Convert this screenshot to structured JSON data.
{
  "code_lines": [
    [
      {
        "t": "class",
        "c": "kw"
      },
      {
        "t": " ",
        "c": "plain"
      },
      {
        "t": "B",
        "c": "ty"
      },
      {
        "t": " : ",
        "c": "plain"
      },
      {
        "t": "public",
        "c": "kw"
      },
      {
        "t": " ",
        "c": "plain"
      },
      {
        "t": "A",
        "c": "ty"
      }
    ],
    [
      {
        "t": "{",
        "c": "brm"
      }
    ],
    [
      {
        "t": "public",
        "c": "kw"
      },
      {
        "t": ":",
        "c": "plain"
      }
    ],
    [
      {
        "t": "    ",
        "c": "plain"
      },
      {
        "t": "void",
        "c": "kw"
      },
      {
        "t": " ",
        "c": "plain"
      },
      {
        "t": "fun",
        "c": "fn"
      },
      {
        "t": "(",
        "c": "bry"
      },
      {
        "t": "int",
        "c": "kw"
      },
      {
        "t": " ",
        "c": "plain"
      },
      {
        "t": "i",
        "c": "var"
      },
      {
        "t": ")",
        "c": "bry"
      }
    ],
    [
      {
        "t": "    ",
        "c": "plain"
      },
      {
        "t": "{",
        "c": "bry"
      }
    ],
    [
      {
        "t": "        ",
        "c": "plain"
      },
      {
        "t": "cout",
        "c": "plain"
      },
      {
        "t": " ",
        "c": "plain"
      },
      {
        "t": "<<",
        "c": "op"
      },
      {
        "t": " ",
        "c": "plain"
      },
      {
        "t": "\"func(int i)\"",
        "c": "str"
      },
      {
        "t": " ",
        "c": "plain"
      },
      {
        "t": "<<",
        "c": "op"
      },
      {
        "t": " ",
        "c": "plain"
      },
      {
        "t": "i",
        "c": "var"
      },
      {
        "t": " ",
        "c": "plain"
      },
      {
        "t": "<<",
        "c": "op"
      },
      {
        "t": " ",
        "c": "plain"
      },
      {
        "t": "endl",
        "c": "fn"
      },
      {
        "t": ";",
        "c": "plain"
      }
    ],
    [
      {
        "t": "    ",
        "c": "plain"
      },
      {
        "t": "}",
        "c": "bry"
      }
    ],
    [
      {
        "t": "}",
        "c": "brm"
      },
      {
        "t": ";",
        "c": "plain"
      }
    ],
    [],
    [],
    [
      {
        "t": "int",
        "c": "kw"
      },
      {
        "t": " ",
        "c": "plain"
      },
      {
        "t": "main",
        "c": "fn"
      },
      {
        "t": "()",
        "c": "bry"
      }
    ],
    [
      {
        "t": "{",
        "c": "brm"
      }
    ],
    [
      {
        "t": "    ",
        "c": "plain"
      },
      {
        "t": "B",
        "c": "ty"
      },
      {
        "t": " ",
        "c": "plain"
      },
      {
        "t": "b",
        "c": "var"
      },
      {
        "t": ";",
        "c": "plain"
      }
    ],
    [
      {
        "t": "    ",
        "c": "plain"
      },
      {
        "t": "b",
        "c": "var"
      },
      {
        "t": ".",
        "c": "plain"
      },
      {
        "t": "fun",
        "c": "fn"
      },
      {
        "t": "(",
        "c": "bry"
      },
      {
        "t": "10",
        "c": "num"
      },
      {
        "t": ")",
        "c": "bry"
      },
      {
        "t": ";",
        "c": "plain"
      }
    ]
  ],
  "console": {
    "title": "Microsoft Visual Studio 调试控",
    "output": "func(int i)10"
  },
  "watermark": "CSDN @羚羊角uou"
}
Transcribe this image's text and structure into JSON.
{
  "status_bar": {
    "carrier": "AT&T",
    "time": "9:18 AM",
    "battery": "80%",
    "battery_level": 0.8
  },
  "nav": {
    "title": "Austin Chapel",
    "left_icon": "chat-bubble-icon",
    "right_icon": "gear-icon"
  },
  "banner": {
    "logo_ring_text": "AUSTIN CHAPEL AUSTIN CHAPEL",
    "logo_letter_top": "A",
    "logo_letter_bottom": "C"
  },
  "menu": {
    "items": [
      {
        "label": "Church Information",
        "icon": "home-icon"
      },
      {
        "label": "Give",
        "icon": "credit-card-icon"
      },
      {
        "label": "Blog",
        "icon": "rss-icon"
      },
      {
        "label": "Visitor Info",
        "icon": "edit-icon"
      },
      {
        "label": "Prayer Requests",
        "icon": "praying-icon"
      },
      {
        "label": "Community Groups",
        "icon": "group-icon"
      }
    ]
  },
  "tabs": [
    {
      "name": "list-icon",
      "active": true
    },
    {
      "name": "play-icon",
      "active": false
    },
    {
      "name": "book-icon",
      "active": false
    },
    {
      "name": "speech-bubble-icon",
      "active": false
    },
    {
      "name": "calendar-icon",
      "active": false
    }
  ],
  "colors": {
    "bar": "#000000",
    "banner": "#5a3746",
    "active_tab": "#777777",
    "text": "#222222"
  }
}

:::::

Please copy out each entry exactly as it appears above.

Convert this screenshot to structured JSON data.
{
  "code_lines": [
    [
      {
        "t": "class",
        "c": "kw"
      },
      {
        "t": " ",
        "c": "plain"
      },
      {
        "t": "B",
        "c": "ty"
      },
      {
        "t": " : ",
        "c": "plain"
      },
      {
        "t": "public",
        "c": "kw"
      },
      {
        "t": " ",
        "c": "plain"
      },
      {
        "t": "A",
        "c": "ty"
      }
    ],
    [
      {
        "t": "{",
        "c": "brm"
      }
    ],
    [
      {
        "t": "public",
        "c": "kw"
      },
      {
        "t": ":",
        "c": "plain"
      }
    ],
    [
      {
        "t": "    ",
        "c": "plain"
      },
      {
        "t": "void",
        "c": "kw"
      },
      {
        "t": " ",
        "c": "plain"
      },
      {
        "t": "fun",
        "c": "fn"
      },
      {
        "t": "(",
        "c": "bry"
      },
      {
        "t": "int",
        "c": "kw"
      },
      {
        "t": " ",
        "c": "plain"
      },
      {
        "t": "i",
        "c": "var"
      },
      {
        "t": ")",
        "c": "bry"
      }
    ],
    [
      {
        "t": "    ",
        "c": "plain"
      },
      {
        "t": "{",
        "c": "bry"
      }
    ],
    [
      {
        "t": "        ",
        "c": "plain"
      },
      {
        "t": "cout",
        "c": "plain"
      },
      {
        "t": " ",
        "c": "plain"
      },
      {
        "t": "<<",
        "c": "op"
      },
      {
        "t": " ",
        "c": "plain"
      },
      {
        "t": "\"func(int i)\"",
        "c": "str"
      },
      {
        "t": " ",
        "c": "plain"
      },
      {
        "t": "<<",
        "c": "op"
      },
      {
        "t": " ",
        "c": "plain"
      },
      {
        "t": "i",
        "c": "var"
      },
      {
        "t": " ",
        "c": "plain"
      },
      {
        "t": "<<",
        "c": "op"
      },
      {
        "t": " ",
        "c": "plain"
      },
      {
        "t": "endl",
        "c": "fn"
      },
      {
        "t": ";",
        "c": "plain"
      }
    ],
    [
      {
        "t": "    ",
        "c": "plain"
      },
      {
        "t": "}",
        "c": "bry"
      }
    ],
    [
      {
        "t": "}",
        "c": "brm"
      },
      {
        "t": ";",
        "c": "plain"
      }
    ],
    [],
    [],
    [
      {
        "t": "int",
        "c": "kw"
      },
      {
        "t": " ",
        "c": "plain"
      },
      {
        "t": "main",
        "c": "fn"
      },
      {
        "t": "()",
        "c": "bry"
      }
    ],
    [
      {
        "t": "{",
        "c": "brm"
      }
    ],
    [
      {
        "t": "    ",
        "c": "plain"
      },
      {
        "t": "B",
        "c": "ty"
      },
      {
        "t": " ",
        "c": "plain"
      },
      {
        "t": "b",
        "c": "var"
      },
      {
        "t": ";",
        "c": "plain"
      }
    ],
    [
      {
        "t": "    ",
        "c": "plain"
      },
      {
        "t": "b",
        "c": "var"
      },
      {
        "t": ".",
        "c": "plain"
      },
      {
        "t": "fun",
        "c": "fn"
      },
      {
        "t": "(",
        "c": "bry"
      },
      {
        "t": "10",
        "c": "num"
      },
      {
        "t": ")",
        "c": "bry"
      },
      {
        "t": ";",
        "c": "plain"
      }
    ]
  ],
  "console": {
    "title": "Microsoft Visual Studio 调试控",
    "output": "func(int i)10"
  },
  "watermark": "CSDN @羚羊角uou"
}
Transcribe this image's text and structure into JSON.
{
  "status_bar": {
    "carrier": "AT&T",
    "time": "9:18 AM",
    "battery": "80%",
    "battery_level": 0.8
  },
  "nav": {
    "title": "Austin Chapel",
    "left_icon": "chat-bubble-icon",
    "right_icon": "gear-icon"
  },
  "banner": {
    "logo_ring_text": "AUSTIN CHAPEL AUSTIN CHAPEL",
    "logo_letter_top": "A",
    "logo_letter_bottom": "C"
  },
  "menu": {
    "items": [
      {
        "label": "Church Information",
        "icon": "home-icon"
      },
      {
        "label": "Give",
        "icon": "credit-card-icon"
      },
      {
        "label": "Blog",
        "icon": "rss-icon"
      },
      {
        "label": "Visitor Info",
        "icon": "edit-icon"
      },
      {
        "label": "Prayer Requests",
        "icon": "praying-icon"
      },
      {
        "label": "Community Groups",
        "icon": "group-icon"
      }
    ]
  },
  "tabs": [
    {
      "name": "list-icon",
      "active": true
    },
    {
      "name": "play-icon",
      "active": false
    },
    {
      "name": "book-icon",
      "active": false
    },
    {
      "name": "speech-bubble-icon",
      "active": false
    },
    {
      "name": "calendar-icon",
      "active": false
    }
  ],
  "colors": {
    "bar": "#000000",
    "banner": "#5a3746",
    "active_tab": "#777777",
    "text": "#222222"
  }
}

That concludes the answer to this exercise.